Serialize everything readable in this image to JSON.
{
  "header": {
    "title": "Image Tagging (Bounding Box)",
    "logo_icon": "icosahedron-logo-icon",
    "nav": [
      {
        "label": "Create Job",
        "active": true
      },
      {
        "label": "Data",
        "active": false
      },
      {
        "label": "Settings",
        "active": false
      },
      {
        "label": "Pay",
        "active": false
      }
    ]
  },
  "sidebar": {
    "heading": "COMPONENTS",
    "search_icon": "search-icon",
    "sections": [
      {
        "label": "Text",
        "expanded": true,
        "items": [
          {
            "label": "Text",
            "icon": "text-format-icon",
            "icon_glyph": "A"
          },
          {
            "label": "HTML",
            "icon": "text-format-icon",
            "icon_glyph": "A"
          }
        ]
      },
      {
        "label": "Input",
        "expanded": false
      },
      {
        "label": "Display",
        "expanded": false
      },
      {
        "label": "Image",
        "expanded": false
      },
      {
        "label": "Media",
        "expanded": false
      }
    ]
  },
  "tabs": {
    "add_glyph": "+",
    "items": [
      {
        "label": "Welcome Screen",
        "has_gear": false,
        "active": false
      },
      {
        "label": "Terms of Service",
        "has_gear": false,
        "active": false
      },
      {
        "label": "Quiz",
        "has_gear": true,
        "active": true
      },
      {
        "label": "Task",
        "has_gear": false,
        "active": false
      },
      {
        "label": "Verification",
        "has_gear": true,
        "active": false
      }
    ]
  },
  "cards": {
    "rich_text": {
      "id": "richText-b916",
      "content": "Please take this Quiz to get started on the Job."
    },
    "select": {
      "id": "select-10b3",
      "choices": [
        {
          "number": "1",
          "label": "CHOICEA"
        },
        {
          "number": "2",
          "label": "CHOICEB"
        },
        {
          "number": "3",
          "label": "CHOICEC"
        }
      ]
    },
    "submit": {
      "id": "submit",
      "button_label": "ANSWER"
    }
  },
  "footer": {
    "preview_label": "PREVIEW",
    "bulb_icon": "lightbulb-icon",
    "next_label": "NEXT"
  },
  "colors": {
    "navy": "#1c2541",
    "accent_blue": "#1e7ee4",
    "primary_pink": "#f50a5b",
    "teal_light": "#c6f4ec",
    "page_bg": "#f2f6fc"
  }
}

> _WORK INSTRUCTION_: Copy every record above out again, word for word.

> _FINISHED EXERCISE_:
Serialize everything readable in this image to JSON.
{
  "header": {
    "title": "Image Tagging (Bounding Box)",
    "logo_icon": "icosahedron-logo-icon",
    "nav": [
      {
        "label": "Create Job",
        "active": true
      },
      {
        "label": "Data",
        "active": false
      },
      {
        "label": "Settings",
        "active": false
      },
      {
        "label": "Pay",
        "active": false
      }
    ]
  },
  "sidebar": {
    "heading": "COMPONENTS",
    "search_icon": "search-icon",
    "sections": [
      {
        "label": "Text",
        "expanded": true,
        "items": [
          {
            "label": "Text",
            "icon": "text-format-icon",
            "icon_glyph": "A"
          },
          {
            "label": "HTML",
            "icon": "text-format-icon",
            "icon_glyph": "A"
          }
        ]
      },
      {
        "label": "Input",
        "expanded": false
      },
      {
        "label": "Display",
        "expanded": false
      },
      {
        "label": "Image",
        "expanded": false
      },
      {
        "label": "Media",
        "expanded": false
      }
    ]
  },
  "tabs": {
    "add_glyph": "+",
    "items": [
      {
        "label": "Welcome Screen",
        "has_gear": false,
        "active": false
      },
      {
        "label": "Terms of Service",
        "has_gear": false,
        "active": false
      },
      {
        "label": "Quiz",
        "has_gear": true,
        "active": true
      },
      {
        "label": "Task",
        "has_gear": false,
        "active": false
      },
      {
        "label": "Verification",
        "has_gear": true,
        "active": false
      }
    ]
  },
  "cards": {
    "rich_text": {
      "id": "richText-b916",
      "content": "Please take this Quiz to get started on the Job."
    },
    "select": {
      "id": "select-10b3",
      "choices": [
        {
          "number": "1",
          "label": "CHOICEA"
        },
        {
          "number": "2",
          "label": "CHOICEB"
        },
        {
          "number": "3",
          "label": "CHOICEC"
        }
      ]
    },
    "submit": {
      "id": "submit",
      "button_label": "ANSWER"
    }
  },
  "footer": {
    "preview_label": "PREVIEW",
    "bulb_icon": "lightbulb-icon",
    "next_label": "NEXT"
  },
  "colors": {
    "navy": "#1c2541",
    "accent_blue": "#1e7ee4",
    "primary_pink": "#f50a5b",
    "teal_light": "#c6f4ec",
    "page_bg": "#f2f6fc"
  }
}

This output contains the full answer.